Liz Montgomery reports for Porcupine Soup that the Greenville pond has been emptied. Work continues on the pond, in Veterans Park in the center of town, to eliminate the algae that covered the water this summer. Greenville is removing up to 1,250 cubic yards of materials from the pond, the first time it has been dredged since 1997. Halstead Excavating, Inc. is getting $42,800 of Greenville's federal COVID-19 funding for its work on the pond. They'll use what they dredge from the pond to fill in low areas of the park, according to Town Supervisor Paul Macko.
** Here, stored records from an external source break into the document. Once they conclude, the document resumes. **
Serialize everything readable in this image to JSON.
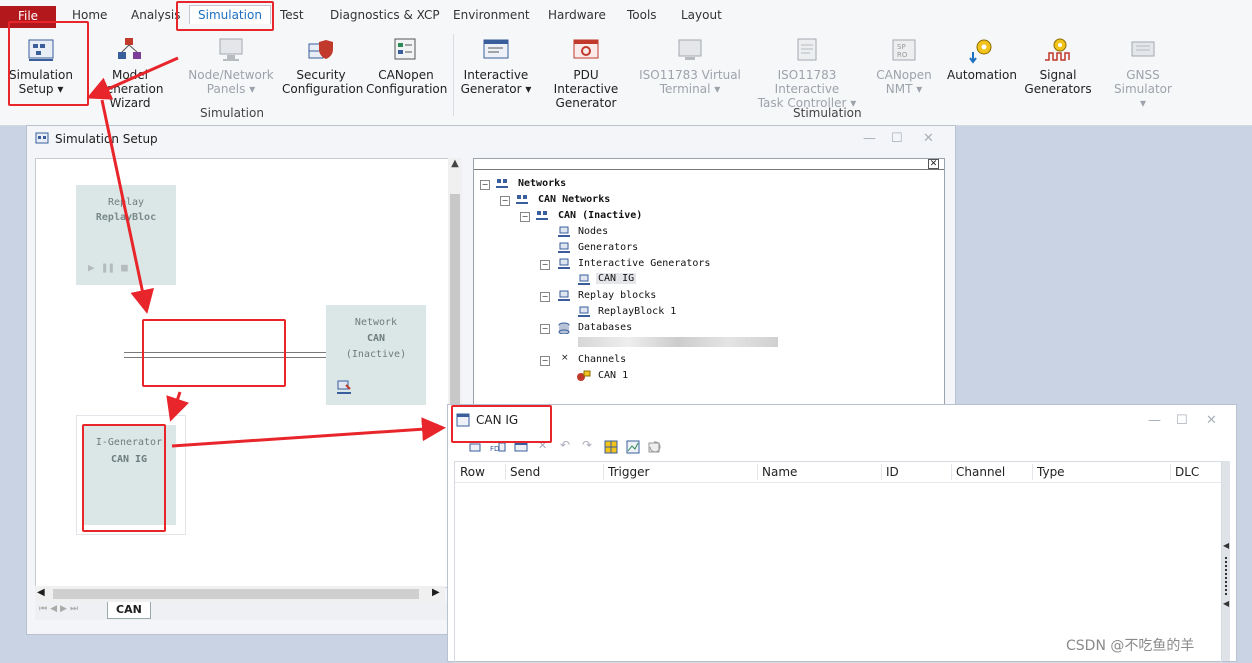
{
  "menu_tabs": [
    "Home",
    "Analysis",
    "Simulation",
    "Test",
    "Diagnostics & XCP",
    "Environment",
    "Hardware",
    "Tools",
    "Layout"
  ],
  "file_tab": "File",
  "ribbon": {
    "simulation_setup": [
      "Simulation",
      "Setup"
    ],
    "model_generation": [
      "Model Generation",
      "Wizard"
    ],
    "node_network_panels": [
      "Node/Network",
      "Panels"
    ],
    "security_config": [
      "Security",
      "Configuration"
    ],
    "canopen_config": [
      "CANopen",
      "Configuration"
    ],
    "interactive_generator": [
      "Interactive",
      "Generator"
    ],
    "pdu_interactive": [
      "PDU Interactive",
      "Generator"
    ],
    "iso_virtual_terminal": [
      "ISO11783 Virtual",
      "Terminal"
    ],
    "iso_task_controller": [
      "ISO11783 Interactive",
      "Task Controller"
    ],
    "canopen_nmt": [
      "CANopen",
      "NMT"
    ],
    "automation": "Automation",
    "signal_generators": [
      "Signal",
      "Generators"
    ],
    "gnss_simulator": "GNSS Simulator",
    "group_simulation": "Simulation",
    "group_stimulation": "Stimulation"
  },
  "sim_setup_window": {
    "title": "Simulation Setup",
    "replay_block": {
      "label": "Replay",
      "name": "ReplayBloc"
    },
    "network_block": {
      "label": "Network",
      "name": "CAN",
      "state": "(Inactive)"
    },
    "igen_block": {
      "label": "I-Generator",
      "name": "CAN IG"
    },
    "bottom_tab": "CAN"
  },
  "tree": {
    "networks": "Networks",
    "can_networks": "CAN Networks",
    "can_inactive": "CAN (Inactive)",
    "nodes": "Nodes",
    "generators": "Generators",
    "interactive_generators": "Interactive Generators",
    "can_ig": "CAN IG",
    "replay_blocks": "Replay blocks",
    "replay_block_1": "ReplayBlock 1",
    "databases": "Databases",
    "channels": "Channels",
    "can_1": "CAN 1"
  },
  "can_ig_window": {
    "title": "CAN IG",
    "columns": [
      "Row",
      "Send",
      "Trigger",
      "Name",
      "ID",
      "Channel",
      "Type",
      "DLC"
    ]
  },
  "watermark": "CSDN @不吃鱼的羊",
  "colors": {
    "accent_red": "#e8252a",
    "file_tab": "#b3181d",
    "block_bg": "#dbe7e7"
  }
}
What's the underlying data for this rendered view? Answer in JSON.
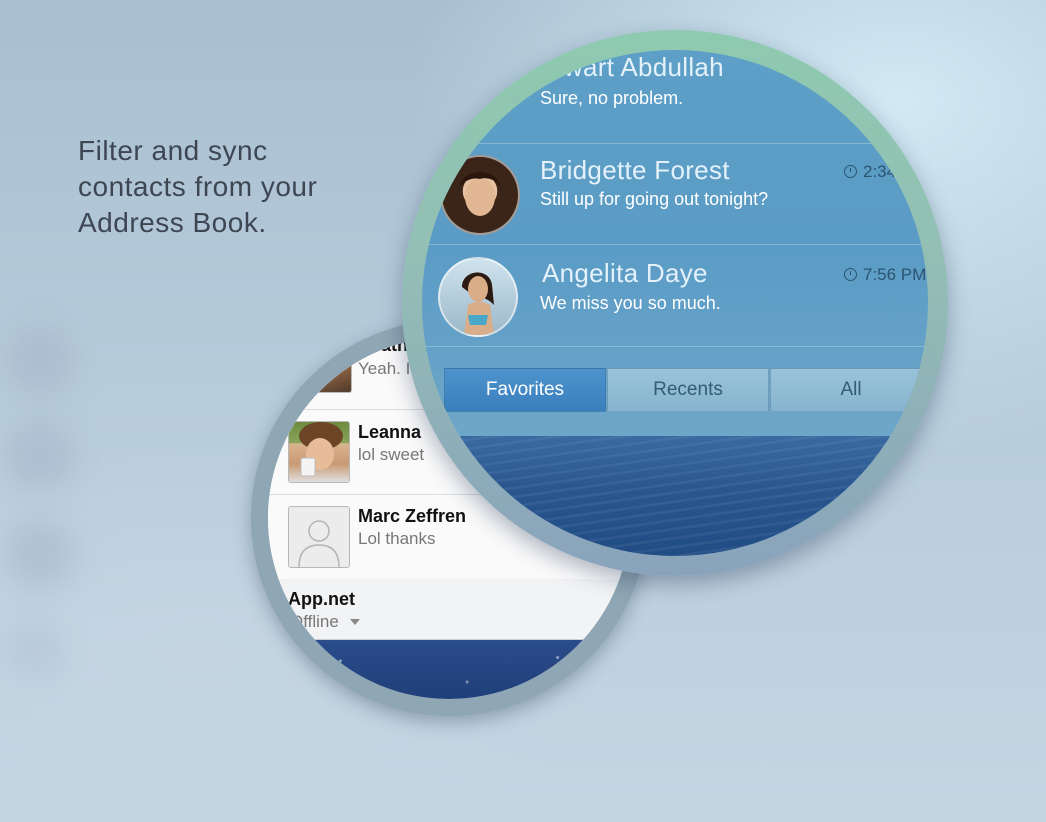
{
  "headline": {
    "line1": "Filter and sync",
    "line2": "contacts from your",
    "line3": "Address Book."
  },
  "small_lens": {
    "contacts": [
      {
        "name": "Heath",
        "message": "Yeah. I",
        "avatar": "person-photo"
      },
      {
        "name": "Leanna",
        "message": "lol sweet",
        "avatar": "person-photo"
      },
      {
        "name": "Marc Zeffren",
        "message": "Lol thanks",
        "avatar": "default-avatar-icon"
      }
    ],
    "service": {
      "name": "App.net",
      "status": "Offline"
    }
  },
  "big_lens": {
    "chats": [
      {
        "name": "Stewart Abdullah",
        "message": "Sure, no problem.",
        "time": ""
      },
      {
        "name": "Bridgette Forest",
        "message": "Still up for going out tonight?",
        "time": "2:34"
      },
      {
        "name": "Angelita Daye",
        "message": "We miss you so much.",
        "time": "7:56 PM"
      }
    ],
    "tabs": {
      "favorites": "Favorites",
      "recents": "Recents",
      "all": "All"
    }
  },
  "colors": {
    "tab_active": "#3f86c4",
    "chat_bg": "#5d9fc6",
    "ring_top": "#8ecab0"
  }
}
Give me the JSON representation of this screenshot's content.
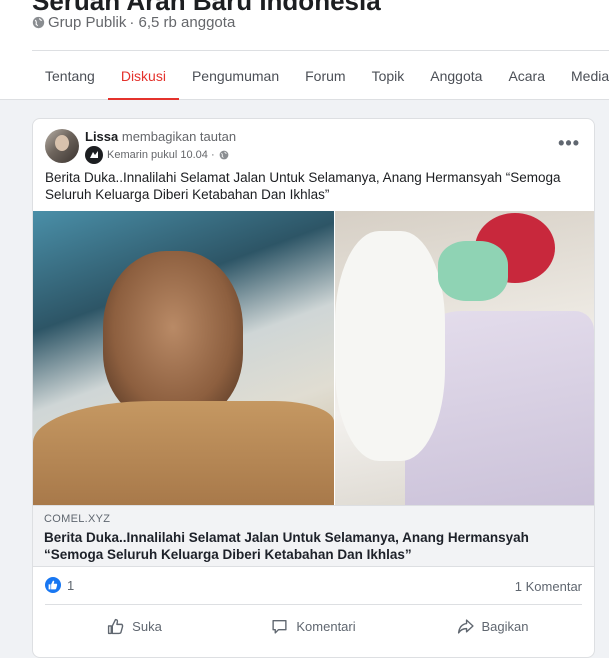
{
  "group": {
    "title": "Seruan Arah Baru Indonesia",
    "privacy": "Grup Publik",
    "members": "· 6,5 rb anggota"
  },
  "tabs": [
    {
      "label": "Tentang"
    },
    {
      "label": "Diskusi",
      "active": true
    },
    {
      "label": "Pengumuman"
    },
    {
      "label": "Forum"
    },
    {
      "label": "Topik"
    },
    {
      "label": "Anggota"
    },
    {
      "label": "Acara"
    },
    {
      "label": "Media"
    }
  ],
  "post": {
    "author": "Lissa",
    "action": "membagikan tautan",
    "time": "Kemarin pukul 10.04 ·",
    "text": "Berita Duka..Innalilahi Selamat Jalan Untuk Selamanya, Anang Hermansyah “Semoga Seluruh Keluarga Diberi Ketabahan Dan Ikhlas”",
    "more_icon": "more-dots-icon",
    "link": {
      "domain": "COMEL.XYZ",
      "title": "Berita Duka..Innalilahi Selamat Jalan Untuk Selamanya, Anang Hermansyah “Semoga Seluruh Keluarga Diberi Ketabahan Dan Ikhlas”"
    },
    "info_icon": "i",
    "reactions_count": "1",
    "comments": "1 Komentar",
    "actions": {
      "like": "Suka",
      "comment": "Komentari",
      "share": "Bagikan"
    }
  },
  "colors": {
    "accent": "#e4322c",
    "like_blue": "#1877f2"
  }
}
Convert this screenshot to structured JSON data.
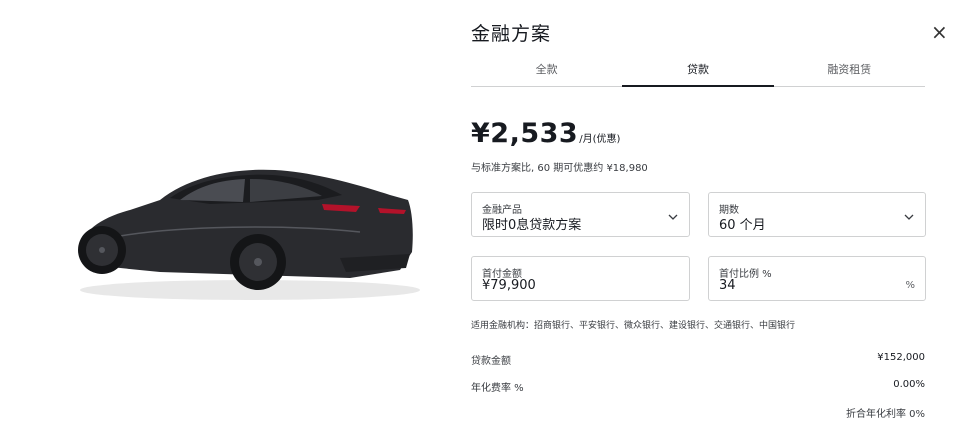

Read the full story at Porcupine Soup.

Lissa Harris reports for the Times Union about how New York will spend the $70 billion its getting from the recently passed Inflation Reduction Act. That money from the federal legislation signed by President Joe Biden in August will be spent between now and 2050. Much of the bill addresses the climate crisis, with both direct funding and incentives for citizens and companies to move to renewable energy sources. New York residents will get large new tax credits, and much funding, for purchasing heat pumps, electric vehicles, and other climate-friendly technology. Electricity producers throughout the country will get tax credits for investing in and producing wind, solar, nuclear, and other forms of zero-carbon energy. That should keep the businesses producing wind turbines at the Port of Albany busy. The funding and incentives could also lead to more windmills on the sides of mountains in New York. Previously climate planners assumed New York would import most wind power from out of state. But the new federal incentives may lead to more local windmills. New York State Energy Research and Development Authority analyst Carl Mas believes that the Inflation Reduction Act funding won't move New York to green energy faster, but it will make things cheaper for residents. “Because our policies and our adoptions are so aggressive, we aren’t estimating that it accelerates the achievement of our goals,” he said. Read the full story in the Times Union.